» EXERCISE AIM: The answer should consist of each line below that contains the word "反馈管理".

_ _ _

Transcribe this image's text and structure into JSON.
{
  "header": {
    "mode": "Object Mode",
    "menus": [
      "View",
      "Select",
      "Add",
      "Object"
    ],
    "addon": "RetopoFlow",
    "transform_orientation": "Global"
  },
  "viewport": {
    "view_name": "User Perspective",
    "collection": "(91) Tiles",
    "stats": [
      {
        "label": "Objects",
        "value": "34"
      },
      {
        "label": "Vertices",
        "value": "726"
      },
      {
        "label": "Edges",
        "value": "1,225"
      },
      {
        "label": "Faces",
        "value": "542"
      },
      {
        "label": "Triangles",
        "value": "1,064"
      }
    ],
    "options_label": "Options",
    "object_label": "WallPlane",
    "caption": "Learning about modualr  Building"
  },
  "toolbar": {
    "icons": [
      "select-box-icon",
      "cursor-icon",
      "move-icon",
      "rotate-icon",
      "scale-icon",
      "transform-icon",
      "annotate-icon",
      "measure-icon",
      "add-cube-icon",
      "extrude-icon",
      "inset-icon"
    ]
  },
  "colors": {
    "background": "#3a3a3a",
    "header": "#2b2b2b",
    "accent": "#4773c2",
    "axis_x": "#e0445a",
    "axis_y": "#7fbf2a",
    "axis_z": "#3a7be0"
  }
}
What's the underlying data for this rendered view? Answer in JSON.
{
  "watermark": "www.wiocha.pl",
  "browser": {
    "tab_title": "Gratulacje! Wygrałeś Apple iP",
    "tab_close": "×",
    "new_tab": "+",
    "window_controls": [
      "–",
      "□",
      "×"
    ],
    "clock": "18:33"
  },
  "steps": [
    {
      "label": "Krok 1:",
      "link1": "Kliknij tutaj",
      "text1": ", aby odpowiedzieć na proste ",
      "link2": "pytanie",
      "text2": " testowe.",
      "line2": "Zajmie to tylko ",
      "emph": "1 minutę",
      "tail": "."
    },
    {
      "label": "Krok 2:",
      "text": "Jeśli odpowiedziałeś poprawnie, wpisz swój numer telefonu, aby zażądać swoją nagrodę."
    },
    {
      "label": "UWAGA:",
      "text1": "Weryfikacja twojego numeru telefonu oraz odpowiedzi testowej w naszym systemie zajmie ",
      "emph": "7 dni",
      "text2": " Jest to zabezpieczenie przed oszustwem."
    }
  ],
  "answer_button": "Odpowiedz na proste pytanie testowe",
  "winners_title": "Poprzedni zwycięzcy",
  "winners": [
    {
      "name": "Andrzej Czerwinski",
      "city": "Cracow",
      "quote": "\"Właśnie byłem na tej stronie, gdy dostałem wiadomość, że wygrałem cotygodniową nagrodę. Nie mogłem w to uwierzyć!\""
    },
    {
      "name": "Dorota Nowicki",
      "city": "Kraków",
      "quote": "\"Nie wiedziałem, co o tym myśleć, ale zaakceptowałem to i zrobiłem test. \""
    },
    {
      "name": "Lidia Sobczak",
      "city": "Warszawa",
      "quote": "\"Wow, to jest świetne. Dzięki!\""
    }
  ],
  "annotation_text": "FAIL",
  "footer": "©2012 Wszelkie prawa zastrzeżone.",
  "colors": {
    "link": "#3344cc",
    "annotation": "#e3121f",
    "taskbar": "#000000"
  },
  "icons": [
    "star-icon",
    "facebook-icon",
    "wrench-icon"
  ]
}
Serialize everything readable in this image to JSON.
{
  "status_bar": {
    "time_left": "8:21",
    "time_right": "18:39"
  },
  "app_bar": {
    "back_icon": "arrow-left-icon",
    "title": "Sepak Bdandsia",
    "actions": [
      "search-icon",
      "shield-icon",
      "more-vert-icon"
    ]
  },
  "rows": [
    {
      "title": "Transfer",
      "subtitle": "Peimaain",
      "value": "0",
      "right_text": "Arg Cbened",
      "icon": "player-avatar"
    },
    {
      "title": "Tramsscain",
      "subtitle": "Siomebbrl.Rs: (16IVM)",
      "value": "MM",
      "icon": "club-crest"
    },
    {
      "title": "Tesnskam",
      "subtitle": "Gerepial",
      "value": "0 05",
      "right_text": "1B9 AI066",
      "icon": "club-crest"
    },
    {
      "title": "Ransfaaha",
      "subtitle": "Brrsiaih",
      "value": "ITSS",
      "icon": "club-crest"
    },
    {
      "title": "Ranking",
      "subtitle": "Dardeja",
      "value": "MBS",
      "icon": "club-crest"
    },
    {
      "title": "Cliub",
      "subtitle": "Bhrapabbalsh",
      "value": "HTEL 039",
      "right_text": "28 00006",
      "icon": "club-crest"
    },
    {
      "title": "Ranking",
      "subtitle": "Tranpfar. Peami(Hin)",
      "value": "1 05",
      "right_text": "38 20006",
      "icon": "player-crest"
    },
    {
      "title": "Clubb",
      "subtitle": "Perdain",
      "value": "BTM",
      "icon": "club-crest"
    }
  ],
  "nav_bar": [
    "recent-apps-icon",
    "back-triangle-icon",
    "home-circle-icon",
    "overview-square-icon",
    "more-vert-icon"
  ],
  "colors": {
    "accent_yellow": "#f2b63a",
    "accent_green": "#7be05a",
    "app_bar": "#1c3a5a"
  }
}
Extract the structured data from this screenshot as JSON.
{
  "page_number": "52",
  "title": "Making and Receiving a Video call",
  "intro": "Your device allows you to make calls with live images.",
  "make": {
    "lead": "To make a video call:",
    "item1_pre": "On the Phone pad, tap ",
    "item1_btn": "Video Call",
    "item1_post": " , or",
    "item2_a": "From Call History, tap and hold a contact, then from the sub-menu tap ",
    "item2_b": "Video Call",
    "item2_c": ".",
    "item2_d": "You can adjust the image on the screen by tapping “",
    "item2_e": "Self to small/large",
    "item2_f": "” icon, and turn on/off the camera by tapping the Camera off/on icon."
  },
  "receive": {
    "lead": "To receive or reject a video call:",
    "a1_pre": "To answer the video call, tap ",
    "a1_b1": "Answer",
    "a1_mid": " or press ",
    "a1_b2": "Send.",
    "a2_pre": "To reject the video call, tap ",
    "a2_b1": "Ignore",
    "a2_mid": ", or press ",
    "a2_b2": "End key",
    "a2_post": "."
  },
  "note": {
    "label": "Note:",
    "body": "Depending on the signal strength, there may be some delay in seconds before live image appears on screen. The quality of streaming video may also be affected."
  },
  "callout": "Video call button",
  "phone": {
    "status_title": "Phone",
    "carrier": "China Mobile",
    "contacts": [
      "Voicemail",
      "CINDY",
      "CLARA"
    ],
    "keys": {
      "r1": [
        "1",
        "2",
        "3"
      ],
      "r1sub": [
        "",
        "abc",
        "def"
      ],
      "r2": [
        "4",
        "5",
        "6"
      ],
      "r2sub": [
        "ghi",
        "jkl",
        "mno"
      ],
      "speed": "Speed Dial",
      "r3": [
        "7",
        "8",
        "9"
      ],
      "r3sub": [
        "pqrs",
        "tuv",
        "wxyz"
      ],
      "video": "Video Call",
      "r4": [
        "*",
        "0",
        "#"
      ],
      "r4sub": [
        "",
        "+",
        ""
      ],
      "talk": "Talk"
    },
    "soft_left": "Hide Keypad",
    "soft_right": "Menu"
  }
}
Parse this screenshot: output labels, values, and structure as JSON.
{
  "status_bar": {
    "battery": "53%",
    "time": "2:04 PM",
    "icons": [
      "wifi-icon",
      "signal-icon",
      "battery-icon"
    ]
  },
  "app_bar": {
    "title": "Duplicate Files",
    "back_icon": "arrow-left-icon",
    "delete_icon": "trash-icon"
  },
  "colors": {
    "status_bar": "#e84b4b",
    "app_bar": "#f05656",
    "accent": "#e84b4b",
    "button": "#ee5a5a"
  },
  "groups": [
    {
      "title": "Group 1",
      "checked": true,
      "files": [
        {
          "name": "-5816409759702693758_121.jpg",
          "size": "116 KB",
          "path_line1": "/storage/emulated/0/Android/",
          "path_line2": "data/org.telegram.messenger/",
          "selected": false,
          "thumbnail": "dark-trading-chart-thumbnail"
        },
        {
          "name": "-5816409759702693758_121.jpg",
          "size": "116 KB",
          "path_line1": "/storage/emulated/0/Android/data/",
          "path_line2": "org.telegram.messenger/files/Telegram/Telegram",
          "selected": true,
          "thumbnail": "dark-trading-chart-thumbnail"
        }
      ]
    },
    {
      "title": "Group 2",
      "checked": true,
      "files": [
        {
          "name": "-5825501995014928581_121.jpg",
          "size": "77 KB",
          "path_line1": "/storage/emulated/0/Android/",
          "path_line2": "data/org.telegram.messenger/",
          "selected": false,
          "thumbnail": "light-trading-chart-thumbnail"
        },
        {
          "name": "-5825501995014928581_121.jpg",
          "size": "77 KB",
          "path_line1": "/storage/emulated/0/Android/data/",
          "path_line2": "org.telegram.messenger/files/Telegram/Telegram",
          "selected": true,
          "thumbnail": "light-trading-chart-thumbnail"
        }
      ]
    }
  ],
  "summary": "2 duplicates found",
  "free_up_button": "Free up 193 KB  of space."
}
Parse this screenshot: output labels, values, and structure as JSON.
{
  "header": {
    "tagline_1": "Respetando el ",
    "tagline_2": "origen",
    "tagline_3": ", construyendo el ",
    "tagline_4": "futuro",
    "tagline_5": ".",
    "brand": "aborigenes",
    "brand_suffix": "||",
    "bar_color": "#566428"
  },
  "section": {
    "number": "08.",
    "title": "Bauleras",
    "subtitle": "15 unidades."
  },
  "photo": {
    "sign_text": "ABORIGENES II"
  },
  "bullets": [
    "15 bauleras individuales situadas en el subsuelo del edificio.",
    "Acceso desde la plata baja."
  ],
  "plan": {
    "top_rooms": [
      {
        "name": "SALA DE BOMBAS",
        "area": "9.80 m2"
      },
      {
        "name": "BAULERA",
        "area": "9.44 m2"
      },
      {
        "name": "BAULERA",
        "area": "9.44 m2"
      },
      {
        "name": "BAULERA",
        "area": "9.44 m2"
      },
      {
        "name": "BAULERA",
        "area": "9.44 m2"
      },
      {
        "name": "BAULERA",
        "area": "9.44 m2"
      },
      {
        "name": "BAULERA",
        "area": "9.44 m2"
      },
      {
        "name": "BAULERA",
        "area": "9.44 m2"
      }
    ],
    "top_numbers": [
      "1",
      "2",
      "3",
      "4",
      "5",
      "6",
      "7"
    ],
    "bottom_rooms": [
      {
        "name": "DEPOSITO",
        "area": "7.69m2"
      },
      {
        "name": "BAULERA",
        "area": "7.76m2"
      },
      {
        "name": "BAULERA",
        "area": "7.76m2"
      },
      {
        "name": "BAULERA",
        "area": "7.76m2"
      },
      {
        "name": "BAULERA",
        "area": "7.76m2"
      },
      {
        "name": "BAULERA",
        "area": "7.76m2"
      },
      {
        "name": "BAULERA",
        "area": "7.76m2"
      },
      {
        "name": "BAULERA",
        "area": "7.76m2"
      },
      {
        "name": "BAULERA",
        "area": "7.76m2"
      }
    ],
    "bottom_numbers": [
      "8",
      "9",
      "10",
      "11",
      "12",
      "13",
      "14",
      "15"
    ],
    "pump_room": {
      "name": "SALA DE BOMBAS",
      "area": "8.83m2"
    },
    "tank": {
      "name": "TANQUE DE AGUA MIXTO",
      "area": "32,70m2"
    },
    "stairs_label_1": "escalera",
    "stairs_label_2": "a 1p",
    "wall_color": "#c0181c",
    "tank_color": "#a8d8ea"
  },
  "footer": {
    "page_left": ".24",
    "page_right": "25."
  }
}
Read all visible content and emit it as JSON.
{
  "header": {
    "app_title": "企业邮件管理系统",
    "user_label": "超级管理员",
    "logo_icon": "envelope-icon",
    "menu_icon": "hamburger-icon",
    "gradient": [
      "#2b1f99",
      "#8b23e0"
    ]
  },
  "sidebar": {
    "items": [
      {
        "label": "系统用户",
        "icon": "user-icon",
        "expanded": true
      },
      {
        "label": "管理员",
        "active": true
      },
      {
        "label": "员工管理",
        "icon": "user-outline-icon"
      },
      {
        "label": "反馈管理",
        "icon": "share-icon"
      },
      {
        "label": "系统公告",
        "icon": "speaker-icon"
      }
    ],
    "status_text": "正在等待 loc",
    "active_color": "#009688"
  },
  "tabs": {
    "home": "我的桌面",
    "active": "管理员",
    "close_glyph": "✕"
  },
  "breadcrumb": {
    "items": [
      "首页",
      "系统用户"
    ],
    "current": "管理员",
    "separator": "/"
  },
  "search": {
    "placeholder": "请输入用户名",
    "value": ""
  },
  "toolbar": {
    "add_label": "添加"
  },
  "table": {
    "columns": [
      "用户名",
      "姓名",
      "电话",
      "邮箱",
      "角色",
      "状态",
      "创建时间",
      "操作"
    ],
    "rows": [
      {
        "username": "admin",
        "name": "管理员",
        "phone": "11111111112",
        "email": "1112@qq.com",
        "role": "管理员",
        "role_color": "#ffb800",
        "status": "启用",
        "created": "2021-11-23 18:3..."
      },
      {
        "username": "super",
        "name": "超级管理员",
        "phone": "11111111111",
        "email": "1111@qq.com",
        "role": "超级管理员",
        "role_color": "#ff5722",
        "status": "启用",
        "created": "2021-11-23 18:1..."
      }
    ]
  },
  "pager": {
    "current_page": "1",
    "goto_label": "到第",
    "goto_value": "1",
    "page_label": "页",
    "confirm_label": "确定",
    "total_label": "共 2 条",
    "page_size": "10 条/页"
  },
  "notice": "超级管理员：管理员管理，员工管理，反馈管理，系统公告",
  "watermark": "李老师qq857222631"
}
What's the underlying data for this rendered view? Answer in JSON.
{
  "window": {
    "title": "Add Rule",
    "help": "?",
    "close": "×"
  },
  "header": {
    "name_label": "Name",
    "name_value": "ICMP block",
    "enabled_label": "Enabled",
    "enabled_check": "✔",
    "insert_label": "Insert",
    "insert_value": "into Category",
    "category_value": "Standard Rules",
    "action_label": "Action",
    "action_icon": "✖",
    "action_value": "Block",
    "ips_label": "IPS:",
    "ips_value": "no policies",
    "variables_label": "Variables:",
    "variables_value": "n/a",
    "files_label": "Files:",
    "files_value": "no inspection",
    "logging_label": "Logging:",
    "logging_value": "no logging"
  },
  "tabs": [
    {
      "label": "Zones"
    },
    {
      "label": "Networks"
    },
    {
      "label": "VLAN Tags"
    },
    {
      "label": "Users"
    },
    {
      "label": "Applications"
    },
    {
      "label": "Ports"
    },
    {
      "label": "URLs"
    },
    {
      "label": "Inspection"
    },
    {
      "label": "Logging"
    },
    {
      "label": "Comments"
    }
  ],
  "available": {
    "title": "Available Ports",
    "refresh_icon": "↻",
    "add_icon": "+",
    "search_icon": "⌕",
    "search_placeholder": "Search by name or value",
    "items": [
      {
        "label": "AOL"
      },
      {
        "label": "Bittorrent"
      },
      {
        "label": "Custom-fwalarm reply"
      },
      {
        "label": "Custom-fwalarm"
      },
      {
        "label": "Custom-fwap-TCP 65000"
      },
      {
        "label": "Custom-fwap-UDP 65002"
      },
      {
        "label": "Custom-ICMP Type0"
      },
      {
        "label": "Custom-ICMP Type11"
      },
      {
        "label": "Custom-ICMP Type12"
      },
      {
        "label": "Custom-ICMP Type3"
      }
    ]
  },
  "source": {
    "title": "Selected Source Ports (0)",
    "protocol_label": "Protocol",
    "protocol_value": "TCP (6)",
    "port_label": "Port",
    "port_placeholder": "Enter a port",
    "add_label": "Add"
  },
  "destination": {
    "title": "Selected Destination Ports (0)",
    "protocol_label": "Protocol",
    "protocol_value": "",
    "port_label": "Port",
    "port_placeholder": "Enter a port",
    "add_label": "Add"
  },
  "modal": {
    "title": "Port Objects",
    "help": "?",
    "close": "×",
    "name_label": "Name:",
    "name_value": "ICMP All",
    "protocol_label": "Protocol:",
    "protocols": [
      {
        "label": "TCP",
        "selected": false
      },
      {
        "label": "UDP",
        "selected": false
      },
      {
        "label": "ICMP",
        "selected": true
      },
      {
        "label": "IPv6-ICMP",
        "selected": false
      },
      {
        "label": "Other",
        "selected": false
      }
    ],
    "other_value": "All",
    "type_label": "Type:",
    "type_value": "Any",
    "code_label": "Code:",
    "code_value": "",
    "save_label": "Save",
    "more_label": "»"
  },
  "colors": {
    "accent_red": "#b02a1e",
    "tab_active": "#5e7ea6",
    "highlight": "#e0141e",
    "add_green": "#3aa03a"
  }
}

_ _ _

» YOUR SOLUTION:
        "label": "反馈管理",
  "notice": "超级管理员：管理员管理，员工管理，反馈管理，系统公告",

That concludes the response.